Six U.S. senators have introduced legislation aimed to expand the use of telehealth services through Medicare.
If the legislation sounds familiar, there’s a good reason why. The bill, The Creating Opportunities Now for Necessary and Effective Care Technologies (CONNECT) for Health Act of 2019, will be the third attempt to pass this particular legislation; the CONNECT for Health Act was initially introduced in 2016 and again in 2017 but both times it did not pass Congress.
Senators Schatz (D-HI), Wicker (R-MS), Cardin (D-MD), Thune (R-SD), Warner (D-VA) and Hyde-Smith (R-MS) on Oct. 30 introduced the latest iteration of this bill, which seeks to address key Medicare restrictions for telehealth services.
Currently, Medicare limits the use of telehealth to certain services, providers, technology and patient locations. For example, Medicare limits the location where the patient can be during a telehealth visit—known as the originating site—to only eight facilities, including provider offices, hospitals, crucial access hospitals, rural health clinics (RHCs), federally qualified health centers (FQHCs), skilled nursing facilities, community mental health centers or hospital-based renal dialysis centers.
Notably, a patient’s home is not one of the eight eligible sites. Furthermore, the eight above mentioned sites must be either located in a Health Professional Shortage Area (HPSA) or in a county that is outside any Metropolitan Statistical Area (MSA). These requirements restrict the impact that telehealth can have to Medicare beneficiaries given its narrow scope, the bill’s supporters contend.
The CONNECT Act of 2019 is designed to address both of these restrictions. For mental health services delivered via telehealth, the Act aims to add the home to the list of eight eligible originating sites.
It also seeks to remove the geographic restrictions on all originating site locations and FQHCs, RHCs, and Indian Health Service facilities. Additionally, the geographic restrictions would be lifted for hospitals, critical access hospitals, or skilled nursing facilities for the use of telehealth in emergency medical care services. Other provisions of the bill include:
- Providing the Secretary of Health and Human Services (HHS) with the authority to waive telehealth restrictions when necessary
- Allowing rural health clinics and other community-based health care centers to provide telehealth services
- Requiring a study to explore more ways to expand telehealth services so that more people can access health care services in their own homes.
Schatz and the Senate telehealth working group first introduced the CONNECT for Health Act in 2016, and since then progress on removing certain restrictions has been made.

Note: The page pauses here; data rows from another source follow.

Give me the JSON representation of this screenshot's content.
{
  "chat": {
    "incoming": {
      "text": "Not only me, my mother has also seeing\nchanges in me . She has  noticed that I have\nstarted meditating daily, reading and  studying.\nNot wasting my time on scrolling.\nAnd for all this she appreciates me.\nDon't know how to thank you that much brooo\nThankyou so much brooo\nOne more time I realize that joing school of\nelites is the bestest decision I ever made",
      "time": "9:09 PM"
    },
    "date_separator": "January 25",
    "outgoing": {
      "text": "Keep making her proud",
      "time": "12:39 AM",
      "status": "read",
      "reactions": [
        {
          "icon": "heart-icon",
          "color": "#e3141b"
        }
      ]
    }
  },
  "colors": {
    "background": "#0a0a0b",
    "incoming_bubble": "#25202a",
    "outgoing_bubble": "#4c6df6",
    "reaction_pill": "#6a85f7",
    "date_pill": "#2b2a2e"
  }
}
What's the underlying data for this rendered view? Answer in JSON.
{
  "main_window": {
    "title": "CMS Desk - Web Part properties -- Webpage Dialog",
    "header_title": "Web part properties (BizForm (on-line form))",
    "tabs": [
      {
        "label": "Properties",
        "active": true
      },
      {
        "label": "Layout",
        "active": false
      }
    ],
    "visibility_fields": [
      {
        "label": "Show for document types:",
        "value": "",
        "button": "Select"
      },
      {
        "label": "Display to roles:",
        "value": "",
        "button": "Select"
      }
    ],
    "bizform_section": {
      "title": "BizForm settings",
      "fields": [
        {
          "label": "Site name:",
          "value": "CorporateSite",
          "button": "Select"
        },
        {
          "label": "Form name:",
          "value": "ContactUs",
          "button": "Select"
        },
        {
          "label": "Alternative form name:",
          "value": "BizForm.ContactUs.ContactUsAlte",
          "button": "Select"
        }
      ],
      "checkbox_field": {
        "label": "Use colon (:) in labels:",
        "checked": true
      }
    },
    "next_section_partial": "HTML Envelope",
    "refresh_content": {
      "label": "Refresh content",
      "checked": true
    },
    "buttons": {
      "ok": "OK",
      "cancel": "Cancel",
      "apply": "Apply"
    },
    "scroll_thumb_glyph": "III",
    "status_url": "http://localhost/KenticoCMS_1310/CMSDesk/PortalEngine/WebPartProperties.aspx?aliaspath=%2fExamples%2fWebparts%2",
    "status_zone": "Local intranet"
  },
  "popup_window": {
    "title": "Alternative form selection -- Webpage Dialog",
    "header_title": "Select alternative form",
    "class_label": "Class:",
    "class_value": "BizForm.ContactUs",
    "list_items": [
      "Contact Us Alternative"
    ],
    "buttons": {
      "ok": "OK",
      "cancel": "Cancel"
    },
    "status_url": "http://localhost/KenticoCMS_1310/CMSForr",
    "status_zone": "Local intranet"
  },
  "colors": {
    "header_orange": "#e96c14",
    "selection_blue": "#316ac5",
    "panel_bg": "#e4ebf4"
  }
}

A number of provisions have been signed into law or adopted by the Centers for Medicare & Medicaid Services.
The CONNECT for Health Act of 2019 has the support of more than 100 industry organizations including , the American Hospital Association, American Medical Association, American Medical Group Association, the College of Healthcare Information Management Executives (CHIME) and the Healthcare Information and Management Systems Society (HIMSS).
“Telehealth is the future of healthcare. The technology is advancing, more providers and patients are relying on it, and we have broad bipartisan support,” Sen. Schatz said in a statement this week. “This bill will help ensure that every American gets the care they need no matter where they live.”
Companion legislation has been introduced in the House of Representatives by U.S. Representatives Mike Thompson (D-Calif.), Peter Welch (D-Vt.), David Schweikert (R-Ariz.), and Bill Johnson (R-Ohio).
A summary of the Senate legislation can be seen here.